Largo. The second movement has been called “the most highly developed slow movement in all Beethoven’s concertos” by renowned music writer Donald Francis Tovey. Its unconventional (for the time) key of E Major is the key farthest removed harmonically from the C Minor of the first movement, which creates an effect of heavenly serenity far removed from the C Minor struggles of the outer movements.
Rondo-Allegro. The energetic C Minor finale is in the standard rondo form of the time, with several alternating themes but with less development than in a sonata form movement. Following another cadenza, the very short coda moves to the key of C Major, the harmonic shift pursued to vastly greater effect in the Fifth Symphony.
SYMPHONY NO 5 IN C MINOR, OP 67
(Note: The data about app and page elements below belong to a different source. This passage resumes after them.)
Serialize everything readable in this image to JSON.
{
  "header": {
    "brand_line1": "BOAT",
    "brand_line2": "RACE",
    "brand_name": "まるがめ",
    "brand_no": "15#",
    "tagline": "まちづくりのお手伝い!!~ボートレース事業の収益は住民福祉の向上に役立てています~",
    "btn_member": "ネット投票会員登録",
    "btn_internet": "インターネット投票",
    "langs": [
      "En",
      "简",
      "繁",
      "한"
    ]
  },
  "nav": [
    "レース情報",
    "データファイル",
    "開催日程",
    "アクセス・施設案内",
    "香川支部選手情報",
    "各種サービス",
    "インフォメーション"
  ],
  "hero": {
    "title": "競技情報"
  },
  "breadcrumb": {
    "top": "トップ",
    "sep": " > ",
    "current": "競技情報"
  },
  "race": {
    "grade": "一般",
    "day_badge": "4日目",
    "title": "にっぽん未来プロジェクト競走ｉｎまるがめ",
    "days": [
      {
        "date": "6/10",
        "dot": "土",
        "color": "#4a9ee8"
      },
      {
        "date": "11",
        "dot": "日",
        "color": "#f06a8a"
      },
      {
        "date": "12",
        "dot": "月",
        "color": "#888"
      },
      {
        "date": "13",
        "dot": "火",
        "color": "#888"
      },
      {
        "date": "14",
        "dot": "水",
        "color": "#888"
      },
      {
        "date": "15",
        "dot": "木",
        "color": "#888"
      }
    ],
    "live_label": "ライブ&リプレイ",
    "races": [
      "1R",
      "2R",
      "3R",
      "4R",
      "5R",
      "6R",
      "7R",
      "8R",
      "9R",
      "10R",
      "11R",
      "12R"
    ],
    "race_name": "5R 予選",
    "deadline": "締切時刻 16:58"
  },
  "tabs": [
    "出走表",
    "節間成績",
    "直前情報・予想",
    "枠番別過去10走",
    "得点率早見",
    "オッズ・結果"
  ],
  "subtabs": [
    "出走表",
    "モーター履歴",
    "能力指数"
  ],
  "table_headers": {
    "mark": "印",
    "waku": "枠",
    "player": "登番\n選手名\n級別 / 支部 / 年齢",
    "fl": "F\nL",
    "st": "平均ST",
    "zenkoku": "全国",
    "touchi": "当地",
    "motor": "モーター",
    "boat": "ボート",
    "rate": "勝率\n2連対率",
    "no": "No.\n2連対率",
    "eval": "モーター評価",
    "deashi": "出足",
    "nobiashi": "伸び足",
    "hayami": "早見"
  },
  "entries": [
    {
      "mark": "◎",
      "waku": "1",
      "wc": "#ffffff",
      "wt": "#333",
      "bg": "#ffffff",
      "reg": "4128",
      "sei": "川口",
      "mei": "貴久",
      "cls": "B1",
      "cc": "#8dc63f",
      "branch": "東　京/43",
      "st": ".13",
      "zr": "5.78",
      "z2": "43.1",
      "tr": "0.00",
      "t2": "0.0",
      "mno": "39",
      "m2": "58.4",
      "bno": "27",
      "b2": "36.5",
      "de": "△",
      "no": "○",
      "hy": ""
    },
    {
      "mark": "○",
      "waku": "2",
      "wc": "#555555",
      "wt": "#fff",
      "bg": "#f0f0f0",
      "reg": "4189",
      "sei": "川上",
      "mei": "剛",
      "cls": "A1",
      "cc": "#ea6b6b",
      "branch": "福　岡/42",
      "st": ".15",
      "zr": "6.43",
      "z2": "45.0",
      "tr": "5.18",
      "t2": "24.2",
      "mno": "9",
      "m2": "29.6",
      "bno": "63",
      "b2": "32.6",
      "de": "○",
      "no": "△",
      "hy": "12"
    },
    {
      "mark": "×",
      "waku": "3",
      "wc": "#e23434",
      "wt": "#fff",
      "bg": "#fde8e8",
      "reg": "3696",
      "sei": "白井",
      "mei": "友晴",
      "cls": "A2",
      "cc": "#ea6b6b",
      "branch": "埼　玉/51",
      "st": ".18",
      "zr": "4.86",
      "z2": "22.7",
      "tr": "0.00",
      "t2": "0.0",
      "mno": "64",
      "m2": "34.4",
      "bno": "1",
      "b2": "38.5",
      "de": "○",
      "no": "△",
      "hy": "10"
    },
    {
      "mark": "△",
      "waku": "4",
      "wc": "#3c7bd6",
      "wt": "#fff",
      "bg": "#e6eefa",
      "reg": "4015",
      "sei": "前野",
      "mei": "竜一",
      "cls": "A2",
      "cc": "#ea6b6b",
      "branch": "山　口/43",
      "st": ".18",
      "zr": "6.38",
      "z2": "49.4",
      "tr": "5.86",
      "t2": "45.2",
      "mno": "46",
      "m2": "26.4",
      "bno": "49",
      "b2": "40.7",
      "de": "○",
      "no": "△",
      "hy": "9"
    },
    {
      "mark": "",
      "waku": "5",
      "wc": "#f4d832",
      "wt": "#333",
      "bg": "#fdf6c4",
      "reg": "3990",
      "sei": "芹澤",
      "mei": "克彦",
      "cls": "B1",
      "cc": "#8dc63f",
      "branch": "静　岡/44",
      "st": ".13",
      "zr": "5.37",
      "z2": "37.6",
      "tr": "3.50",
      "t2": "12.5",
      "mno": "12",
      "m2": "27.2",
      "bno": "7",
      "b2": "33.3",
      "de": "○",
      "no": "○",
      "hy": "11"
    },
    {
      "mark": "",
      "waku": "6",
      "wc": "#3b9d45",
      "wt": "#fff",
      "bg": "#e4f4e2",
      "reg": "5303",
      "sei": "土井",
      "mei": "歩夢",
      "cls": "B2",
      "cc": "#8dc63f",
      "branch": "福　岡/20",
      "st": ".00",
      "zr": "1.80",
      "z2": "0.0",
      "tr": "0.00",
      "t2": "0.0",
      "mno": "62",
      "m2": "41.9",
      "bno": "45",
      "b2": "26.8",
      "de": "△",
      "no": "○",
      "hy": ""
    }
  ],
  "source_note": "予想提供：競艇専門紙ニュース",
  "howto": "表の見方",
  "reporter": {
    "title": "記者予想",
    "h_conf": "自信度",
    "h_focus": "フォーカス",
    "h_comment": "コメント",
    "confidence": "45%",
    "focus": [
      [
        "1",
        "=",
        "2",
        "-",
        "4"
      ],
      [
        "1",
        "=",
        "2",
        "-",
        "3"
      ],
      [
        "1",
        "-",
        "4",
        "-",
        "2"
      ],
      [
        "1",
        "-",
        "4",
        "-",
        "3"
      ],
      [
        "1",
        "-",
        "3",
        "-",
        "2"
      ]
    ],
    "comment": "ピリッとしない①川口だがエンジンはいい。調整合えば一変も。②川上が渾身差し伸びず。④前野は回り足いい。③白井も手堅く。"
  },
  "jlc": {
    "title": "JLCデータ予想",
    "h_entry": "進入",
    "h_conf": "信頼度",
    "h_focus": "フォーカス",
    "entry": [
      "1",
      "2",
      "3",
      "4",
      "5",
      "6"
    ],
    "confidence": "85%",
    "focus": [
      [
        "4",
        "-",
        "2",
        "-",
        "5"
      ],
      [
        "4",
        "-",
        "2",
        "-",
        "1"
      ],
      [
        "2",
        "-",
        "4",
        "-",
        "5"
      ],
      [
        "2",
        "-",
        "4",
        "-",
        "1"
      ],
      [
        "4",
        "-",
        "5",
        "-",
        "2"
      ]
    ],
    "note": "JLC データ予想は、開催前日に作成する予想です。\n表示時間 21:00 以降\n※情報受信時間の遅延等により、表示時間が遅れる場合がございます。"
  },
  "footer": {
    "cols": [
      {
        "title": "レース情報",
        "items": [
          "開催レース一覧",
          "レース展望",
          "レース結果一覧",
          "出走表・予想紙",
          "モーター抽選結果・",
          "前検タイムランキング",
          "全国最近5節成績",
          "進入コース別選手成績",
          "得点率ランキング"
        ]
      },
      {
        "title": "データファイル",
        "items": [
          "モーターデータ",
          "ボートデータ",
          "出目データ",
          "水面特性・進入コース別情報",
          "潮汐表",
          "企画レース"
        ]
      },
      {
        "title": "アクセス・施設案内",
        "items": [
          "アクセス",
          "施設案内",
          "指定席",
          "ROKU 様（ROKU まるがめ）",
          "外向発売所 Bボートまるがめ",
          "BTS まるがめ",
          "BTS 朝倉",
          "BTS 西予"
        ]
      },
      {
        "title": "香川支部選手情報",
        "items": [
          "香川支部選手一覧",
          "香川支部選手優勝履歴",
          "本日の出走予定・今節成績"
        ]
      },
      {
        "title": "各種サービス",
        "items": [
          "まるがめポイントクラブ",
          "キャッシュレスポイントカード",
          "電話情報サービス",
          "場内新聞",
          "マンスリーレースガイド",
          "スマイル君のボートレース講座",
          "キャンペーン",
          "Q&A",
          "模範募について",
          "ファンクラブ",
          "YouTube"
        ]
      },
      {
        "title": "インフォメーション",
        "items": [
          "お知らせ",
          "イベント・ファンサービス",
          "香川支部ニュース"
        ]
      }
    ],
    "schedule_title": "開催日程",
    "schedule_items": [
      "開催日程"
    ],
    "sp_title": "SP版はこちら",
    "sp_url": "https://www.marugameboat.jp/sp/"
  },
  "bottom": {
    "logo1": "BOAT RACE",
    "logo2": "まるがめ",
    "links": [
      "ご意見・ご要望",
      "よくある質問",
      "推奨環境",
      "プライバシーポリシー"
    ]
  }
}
E.M. Forster opens Chapter 5 of his novel Howards End as follows: “It will be generally admitted that Beethoven’s Fifth Symphony is the most sublime noise that has ever penetrated into the ear of man,” which summarizes the influence this most popular of all symphonies has exerted since its 1808 premiere. The Fifth was the first symphony to shift its weight from the first, or the first two of its four movements to the finale. The finale is not only the longest movement, but the emotional and harmonic goal of the entire piece, which taken as a whole could be titled a “Victory Symphony.”
Allegro con brio. The most famous four notes in music, referred to as “fate knocking at the door,” begin the exposition, which is repeated. The exposition, development, recapitulation, and coda sections each comprise about 124 measures in the score, which affords the coda far more prominence than typical for a classical symphony. The movement begins in C Minor, tries unsuccessfully to attain C Major, and ends in C Minor.
Andante con moto. The slow movement is in the “expected” key of A Flat Major and is a series of variations on the opening theme. Trumpets and timpani enter with the key of C Major in two variations, but they die away inconclusively.
Scherzo: Allegro. C Minor returns as well as the knocking rhythm of the first movement in a passage Forster calls “the goblins.” A short trio section in C Major featuring the lower strings, is followed by “the goblins,” and dynamics shrink softer and softer to a single timpani note. With a huge crescendo and no break…
Allegro. The finale opens in triumphant C Major; the orchestra is augmented by three mighty trombones plus piccolo and contra-bassoon, all used for the first time in a symphony. This a sonata form movement with a repeated exposition, development, and a recapitulation which reacts the transition from the scherzo to the opening of the finale. The coda assures the absolute certainty of C Major triumph.